A. J. Audrews, father of the Neosho Rapids merchant, was born in Ohio in 1827, was reared in that state, and also learned the trade of blacksmith. When quite young he went to Wisconsin and lived there until after his marriage. Then in 1859 he came to Kansas, which was still a territory, and settled at Neosho Rapids, where he was one of the first to set up a blacksmith shop. Thenceforward for many years he was an influential and highly esteemed citizen of the state. He went out from Kansas in 1862 as a private soldier in Company C of the Eleventh Kansas Infantry and served three years until the close of the war. Most of his service was west of the Mississippi, and he participated in the battle of Perry’s Grove and in the campaign which drove Price out of Missouri. After the war he returned to Neosho Rapids, and followed his trade and also participated in local affairs until his death at Neosho Rapids in 1897. He was an active republican and represented his home district in the State Legislature one term. He was a member and deacon in the Methodist Protestant Church and a member of the Independent Order of Odd Fellows. A. J. Andrews married Julia A. Biggs, who was born in Ohio in 1838 and died in Neosho Rapids December 15, 1910. There were four children: Wilda is the wife of W. H. Batch, a minister of the Methodist Protestant Church now living at Guthrie, Oklahoma; C. J., who lost a leg in a railroad accident at Hinton, West Virginia, and afterwards lived retired at Neosho Rapids until his death in 1908; Winfield S.; and S. T. Andrews, who is a railway mail clerk with home at Emporia.
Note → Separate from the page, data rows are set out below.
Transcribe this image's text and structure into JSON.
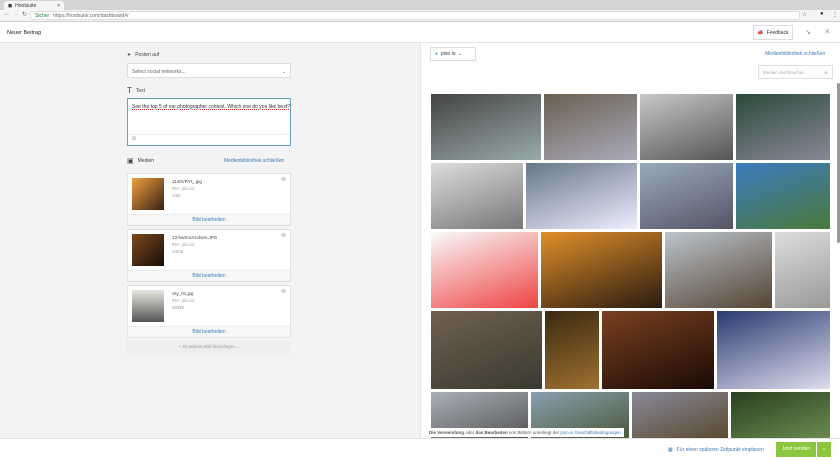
{
  "browser": {
    "tab_title": "Hootsuite",
    "secure": "Sicher",
    "url": "https://hootsuite.com/dashboard#/"
  },
  "header": {
    "title": "Neuer Beitrag",
    "feedback": "Feedback"
  },
  "compose": {
    "post_to_label": "Posten auf",
    "networks_placeholder": "Select social networks...",
    "text_label": "Text",
    "text_value": "See the top 5 of our photographer contest. Which one do you like best?",
    "media_label": "Medien",
    "close_library": "Medienbibliothek schließen",
    "media": [
      {
        "name": "1140VRYt_.jpg",
        "source": "Per: pixo.io",
        "size": "1mb",
        "edit": "Bild bearbeiten",
        "colors": [
          "#f0a040",
          "#3a2010"
        ]
      },
      {
        "name": "13-hartmut-tobies.JPG",
        "source": "Per: pixo.io",
        "size": "13mb",
        "edit": "Bild bearbeiten",
        "colors": [
          "#7a4a20",
          "#1a0c05"
        ]
      },
      {
        "name": "city_01.jpg",
        "source": "Per: pixo.io",
        "size": "383kb",
        "edit": "Bild bearbeiten",
        "colors": [
          "#e8e8e0",
          "#555"
        ]
      }
    ],
    "add_more": "+ 20 weitere Bild hinzufügen ..."
  },
  "library": {
    "source": "pixo.io",
    "close": "Medienbibliothek schließen",
    "search_placeholder": "Medien durchsuchen ...",
    "tiles": [
      [
        "#444",
        "#9aa"
      ],
      [
        "#6a6050",
        "#aab"
      ],
      [
        "#c8c8c8",
        "#555"
      ],
      [
        "#2c4a3a",
        "#889"
      ],
      [
        "#ddd",
        "#777"
      ],
      [
        "#667788",
        "#eef"
      ],
      [
        "#9ab",
        "#556"
      ],
      [
        "#3b7bc0",
        "#4a7a3a"
      ],
      [
        "#fafafa",
        "#e44"
      ],
      [
        "#e0902a",
        "#2a1a10"
      ],
      [
        "#bcc4cc",
        "#554433"
      ],
      [
        "#ddd",
        "#999"
      ],
      [
        "#706050",
        "#3a3a30"
      ],
      [
        "#3a2a10",
        "#a07030"
      ],
      [
        "#7a4020",
        "#1a0a05"
      ],
      [
        "#2a3a70",
        "#dde"
      ],
      [
        "#aab0b8",
        "#555"
      ],
      [
        "#8aa0b0",
        "#4a5a3a"
      ],
      [
        "#889",
        "#5a4a30"
      ],
      [
        "#2a4020",
        "#6a8a50"
      ]
    ],
    "notice_bold1": "Die Verwendung",
    "notice_mid1": " oder ",
    "notice_bold2": "das Bearbeiten",
    "notice_mid2": " von Bildern unterliegt der ",
    "notice_link": "pixo.io Geschäftsbedingungen"
  },
  "footer": {
    "schedule": "Für einen späteren Zeitpunkt einplanen",
    "send": "Jetzt senden",
    "accent": "#8cc63f"
  }
}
Winfield S. Andrews had many of those interesting recollections of Lyon County, particularly in the vicinity of Neosho Rapids as that district was in pioneer times. He attended the public schools of his native village, where he was born July 24, 1861, but left school at the early age of fourteen to take part in the battle of life for himself. He made farming his regular vocation until 1891, and then engaged in the mercantile business, and now had one of the largest general stores at Neosho Rapids, and also owned a farm of 140 acres six miles northeast of town in Coffey County. Mr. Andrews had exhibited good judgment as well as much industry in working out his career, and had a large number of business interests. He owned a drug store building at Neosho Rapids, and he recently bought the old schoolhouse which he intends to move and remodel for hotel purposes. He owned several other town properties, and is a stockholder in the Neosho Rapids State Bank. Mr. Andrews had never married.
The people of Neosho Rapids give him much credit for his leadership in reorganizing and improving the local school system. Until a few years ago the school at Neosho Rapids was only a district school. Mr. Andrews had been a member of the board for sixteen years and is now its president. Under his lead the district school was improved and graded and a high school department created, and recently a new building was erected at a cost of $11,700. There are now 5 teachers and 125 scholars enrolled. Mr. Andrews is affiliated with Lodge No. 46 Independent Order of Odd Fellows at Neosho Rapids.